View details for Web of Science ID 000362025000036
View details for PubMedID 26166623
Portraying emotions at their unfolding: A multilayered approach for probing dynamics of neural networks
2012; 60 (2): 1448-1461
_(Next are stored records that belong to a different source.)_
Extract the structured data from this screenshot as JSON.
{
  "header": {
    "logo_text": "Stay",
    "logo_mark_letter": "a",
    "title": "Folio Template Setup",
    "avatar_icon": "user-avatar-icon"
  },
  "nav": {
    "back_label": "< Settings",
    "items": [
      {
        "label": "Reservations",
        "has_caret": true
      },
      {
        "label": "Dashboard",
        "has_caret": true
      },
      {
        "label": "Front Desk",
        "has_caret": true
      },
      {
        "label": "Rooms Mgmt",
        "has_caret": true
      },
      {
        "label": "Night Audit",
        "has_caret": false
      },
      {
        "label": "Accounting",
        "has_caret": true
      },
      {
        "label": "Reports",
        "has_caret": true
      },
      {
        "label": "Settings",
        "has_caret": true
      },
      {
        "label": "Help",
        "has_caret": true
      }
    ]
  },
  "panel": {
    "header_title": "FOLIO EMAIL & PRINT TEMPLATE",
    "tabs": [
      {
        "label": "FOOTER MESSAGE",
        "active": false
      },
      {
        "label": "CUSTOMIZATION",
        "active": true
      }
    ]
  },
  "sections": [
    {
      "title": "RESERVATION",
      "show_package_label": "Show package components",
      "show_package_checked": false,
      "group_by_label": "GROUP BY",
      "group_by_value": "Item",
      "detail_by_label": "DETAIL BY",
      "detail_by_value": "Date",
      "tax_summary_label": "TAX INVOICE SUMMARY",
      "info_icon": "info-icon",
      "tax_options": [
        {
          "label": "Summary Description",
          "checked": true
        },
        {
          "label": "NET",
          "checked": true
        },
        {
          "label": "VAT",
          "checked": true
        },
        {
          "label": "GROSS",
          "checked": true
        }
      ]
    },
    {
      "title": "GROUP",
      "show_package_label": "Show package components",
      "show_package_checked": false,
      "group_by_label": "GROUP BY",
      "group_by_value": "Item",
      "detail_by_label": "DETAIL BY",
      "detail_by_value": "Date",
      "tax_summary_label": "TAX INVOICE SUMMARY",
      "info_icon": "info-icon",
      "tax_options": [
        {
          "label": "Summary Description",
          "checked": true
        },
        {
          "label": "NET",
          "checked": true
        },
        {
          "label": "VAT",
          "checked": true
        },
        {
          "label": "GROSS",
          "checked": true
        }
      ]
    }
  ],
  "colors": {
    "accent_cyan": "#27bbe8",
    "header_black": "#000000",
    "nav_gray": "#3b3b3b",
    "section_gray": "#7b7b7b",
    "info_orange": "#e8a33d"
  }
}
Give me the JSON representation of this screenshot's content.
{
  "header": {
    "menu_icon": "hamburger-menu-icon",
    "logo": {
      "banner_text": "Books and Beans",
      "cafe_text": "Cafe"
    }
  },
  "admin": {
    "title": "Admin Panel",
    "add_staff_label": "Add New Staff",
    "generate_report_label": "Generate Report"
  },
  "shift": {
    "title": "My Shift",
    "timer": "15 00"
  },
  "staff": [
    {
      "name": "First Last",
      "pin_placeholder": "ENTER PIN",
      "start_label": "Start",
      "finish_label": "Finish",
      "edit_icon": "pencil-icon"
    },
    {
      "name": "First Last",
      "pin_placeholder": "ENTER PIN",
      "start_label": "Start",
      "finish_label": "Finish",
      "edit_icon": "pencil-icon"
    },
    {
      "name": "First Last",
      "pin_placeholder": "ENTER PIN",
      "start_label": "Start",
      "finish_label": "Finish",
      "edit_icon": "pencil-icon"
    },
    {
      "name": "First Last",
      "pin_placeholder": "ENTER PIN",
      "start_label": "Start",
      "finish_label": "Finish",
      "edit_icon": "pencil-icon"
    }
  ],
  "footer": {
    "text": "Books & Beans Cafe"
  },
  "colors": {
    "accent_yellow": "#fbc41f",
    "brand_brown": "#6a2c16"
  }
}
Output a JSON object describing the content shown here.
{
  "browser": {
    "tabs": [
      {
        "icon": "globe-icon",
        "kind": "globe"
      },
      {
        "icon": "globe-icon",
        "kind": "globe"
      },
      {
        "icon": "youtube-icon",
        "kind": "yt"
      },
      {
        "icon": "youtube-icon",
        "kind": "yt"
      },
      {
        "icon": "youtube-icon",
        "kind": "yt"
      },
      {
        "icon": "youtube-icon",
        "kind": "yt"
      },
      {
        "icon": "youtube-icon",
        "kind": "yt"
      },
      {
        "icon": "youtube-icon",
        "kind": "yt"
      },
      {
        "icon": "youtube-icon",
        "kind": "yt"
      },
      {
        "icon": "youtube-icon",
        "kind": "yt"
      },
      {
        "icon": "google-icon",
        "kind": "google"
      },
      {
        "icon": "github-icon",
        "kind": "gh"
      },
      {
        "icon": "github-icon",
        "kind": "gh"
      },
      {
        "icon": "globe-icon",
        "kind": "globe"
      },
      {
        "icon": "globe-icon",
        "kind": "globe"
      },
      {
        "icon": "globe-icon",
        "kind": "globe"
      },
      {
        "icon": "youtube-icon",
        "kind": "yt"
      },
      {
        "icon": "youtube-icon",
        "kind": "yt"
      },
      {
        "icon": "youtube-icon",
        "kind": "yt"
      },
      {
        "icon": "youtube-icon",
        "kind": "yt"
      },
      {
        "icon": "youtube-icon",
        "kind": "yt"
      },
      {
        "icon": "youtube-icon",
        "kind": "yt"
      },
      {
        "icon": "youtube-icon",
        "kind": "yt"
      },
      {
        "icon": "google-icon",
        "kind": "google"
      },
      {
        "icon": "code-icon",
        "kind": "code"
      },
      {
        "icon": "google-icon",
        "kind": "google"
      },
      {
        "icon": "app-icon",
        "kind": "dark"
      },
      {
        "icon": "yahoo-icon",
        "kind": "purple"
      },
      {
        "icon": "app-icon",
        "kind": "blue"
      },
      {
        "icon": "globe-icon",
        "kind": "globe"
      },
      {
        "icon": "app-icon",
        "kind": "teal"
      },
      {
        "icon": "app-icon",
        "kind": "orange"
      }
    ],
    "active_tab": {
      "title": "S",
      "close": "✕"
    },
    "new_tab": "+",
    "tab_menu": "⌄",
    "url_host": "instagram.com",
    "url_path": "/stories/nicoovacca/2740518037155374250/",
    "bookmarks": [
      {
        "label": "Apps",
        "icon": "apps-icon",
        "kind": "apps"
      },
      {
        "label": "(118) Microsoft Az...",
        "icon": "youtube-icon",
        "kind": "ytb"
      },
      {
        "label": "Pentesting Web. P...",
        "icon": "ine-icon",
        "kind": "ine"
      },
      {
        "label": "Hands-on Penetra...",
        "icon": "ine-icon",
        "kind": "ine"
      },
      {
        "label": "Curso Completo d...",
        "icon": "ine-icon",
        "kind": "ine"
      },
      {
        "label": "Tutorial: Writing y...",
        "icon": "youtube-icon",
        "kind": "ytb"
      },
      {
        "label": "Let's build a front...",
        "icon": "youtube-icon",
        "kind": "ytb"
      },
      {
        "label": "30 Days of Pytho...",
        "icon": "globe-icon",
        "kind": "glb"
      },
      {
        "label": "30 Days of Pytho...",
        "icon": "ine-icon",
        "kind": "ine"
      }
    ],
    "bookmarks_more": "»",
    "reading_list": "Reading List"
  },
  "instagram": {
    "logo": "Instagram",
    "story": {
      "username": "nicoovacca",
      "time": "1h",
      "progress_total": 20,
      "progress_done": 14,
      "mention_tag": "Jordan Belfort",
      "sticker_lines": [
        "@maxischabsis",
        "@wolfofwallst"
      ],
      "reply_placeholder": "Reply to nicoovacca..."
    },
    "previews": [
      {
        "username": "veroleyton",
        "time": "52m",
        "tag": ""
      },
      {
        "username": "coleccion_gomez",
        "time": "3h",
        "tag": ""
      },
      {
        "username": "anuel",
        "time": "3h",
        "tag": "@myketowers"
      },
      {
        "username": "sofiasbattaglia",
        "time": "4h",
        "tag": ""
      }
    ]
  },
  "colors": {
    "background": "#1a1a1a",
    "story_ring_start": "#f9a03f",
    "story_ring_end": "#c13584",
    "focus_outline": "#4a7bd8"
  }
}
Dynamic functional integration of distinct neural systems plays a pivotal role in emotional experience. We introduce a novel approach for studying emotion-related changes in the interactions within and between networks using fMRI. It is based on continuous computation of a network cohesion index (NCI), which is sensitive to both strength and variability of signal correlations between pre-defined regions. The regions encompass three clusters (namely limbic, medial prefrontal cortex (mPFC) and cognitive), each previously was shown to be involved in emotional processing. Two sadness-inducing film excerpts were viewed passively, and comparisons between viewer's rated sadness, parasympathetic, and inter-NCI and intra-NCI were obtained. Limbic intra-NCI was associated with reported sadness in both movies. However, the correlation between the parasympathetic-index, the rated sadness and the limbic-NCI occurred in only one movie, possibly related to a "deactivated" pattern of sadness. In this film, rated sadness intensity also correlated with the mPFC intra-NCI, possibly reflecting temporal correspondence between sadness and sympathy. Further, only for this movie, we found an association between sadness rating and the mPFC-limbic inter-NCI time courses. To the contrary, in the other film in which sadness was reported to commingle with horror and anger, dramatic events coincided with disintegration of these networks. Together, this may point to a difference between the cinematic experiences with regard to inter-network dynamics related to emotional regulation. These findings demonstrate the advantage of a multi-layered dynamic analysis for elucidating the uniqueness of emotional experiences with regard to an unguided processing of continuous and complex stimulation.
View details for DOI 10.1016/j.neuroimage.2011.12.084
View details for Web of Science ID 000303272300057
View details for PubMedID 22285693
The Envious Brain: The Neural Basis of Social Comparison
HUMAN BRAIN MAPPING
2010; 31 (11): 1741-1750
Humans have a drive to evaluate themselves by examining their abilities and outcomes in comparison to others. The present study examined the emotional and neural correlates of upward social comparison (comparison with those who have more) and downward social comparison (comparison with those who have less). Two experiments were conducted with volunteers in an interactive game of chance, in which a putative player won or lost more money than the participant. The results showed that even when participants lost money, they expressed joy and schadenfreude (gloating) if the other player had lost more money. On the other hand when they actually won money, but the other player had won more they expressed envy. This pattern was also demonstrated in a differential BOLD response in the ventral striatum. Comparing the activations between an actual gain and a relative gain indicated that even when a person loses money, merely adding information about another person's greater loss may increase ventral striatum activations to a point where these activations are similar to those of an actual gain. We suggest that the ventral striatum plays a role in mediating the emotional consequences of social comparison.
View details for DOI 10.1002/hbm.20972
View details for Web of Science ID 000283641100010
View details for PubMedID 20205244